Vanderbilt Therapeutics CRS
Nashville, Tennessee, United States, 37203
Sponsors and Collaborators
AIDS Clinical Trials Group
Investigators
Study Chair: David W. Haas, MD Infectious Diseases, Vanderbilt University Medical Center
  More Information

Additional Information:
Publications:
Responsible Party: National Institute of Allergy and Infectious Diseases (NIAID)
ClinicalTrials.gov Identifier: NCT00096850     History of Changes
Other Study ID Numbers: A5213, 10021, ACTG A5213
Study First Received: November 16, 2004
Last Updated: May 17, 2012
Health Authority: United States: Food and Drug Administration

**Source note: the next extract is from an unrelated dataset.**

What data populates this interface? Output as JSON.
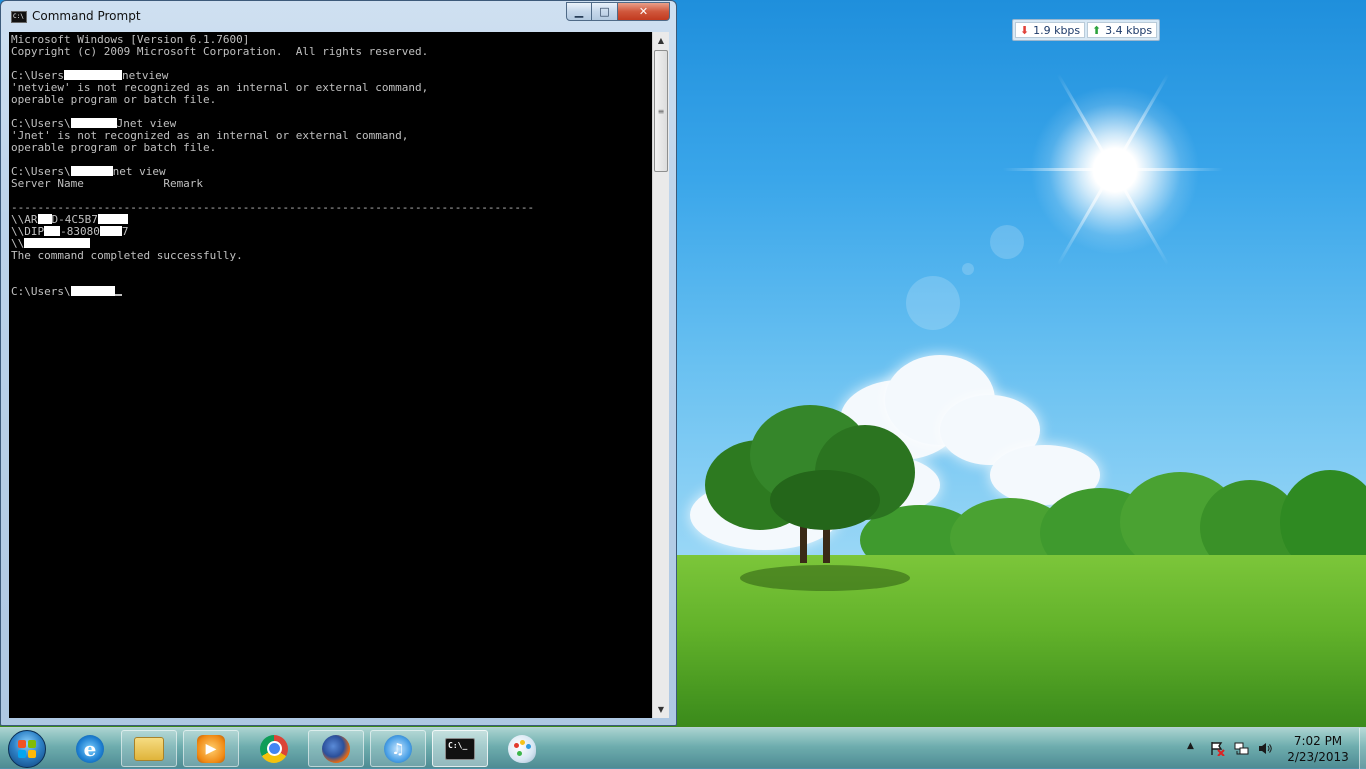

Keywords provided by National Institute of Allergy and Infectious Diseases (NIAID):
HIV Seronegativity
Antitubercular agents

Additional relevant MeSH terms:
HIV Infections
Acquired Immunodeficiency Syndrome
Tuberculosis
Lentivirus Infections
Retroviridae Infections
RNA Virus Infections
Virus Diseases
Sexually Transmitted Diseases, Viral
Sexually Transmitted Diseases
Immunologic Deficiency Syndromes
Immune System Diseases
Slow Virus Diseases
Mycobacterium Infections
Actinomycetales Infections
Gram-Positive Bacterial Infections
Bacterial Infections
Antitubercular Agents
Rifampin
Ritonavir
Atazanavir
Anti-Bacterial Agents
Anti-Infective Agents
Therapeutic Uses
Pharmacologic Actions
Antibiotics, Antitubercular
Enzyme Inhibitors
Molecular Mechanisms of Pharmacological Action
Leprostatic Agents
Nucleic Acid Synthesis Inhibitors
HIV Protease Inhibitors

ClinicalTrials.gov processed this record on April 22, 2014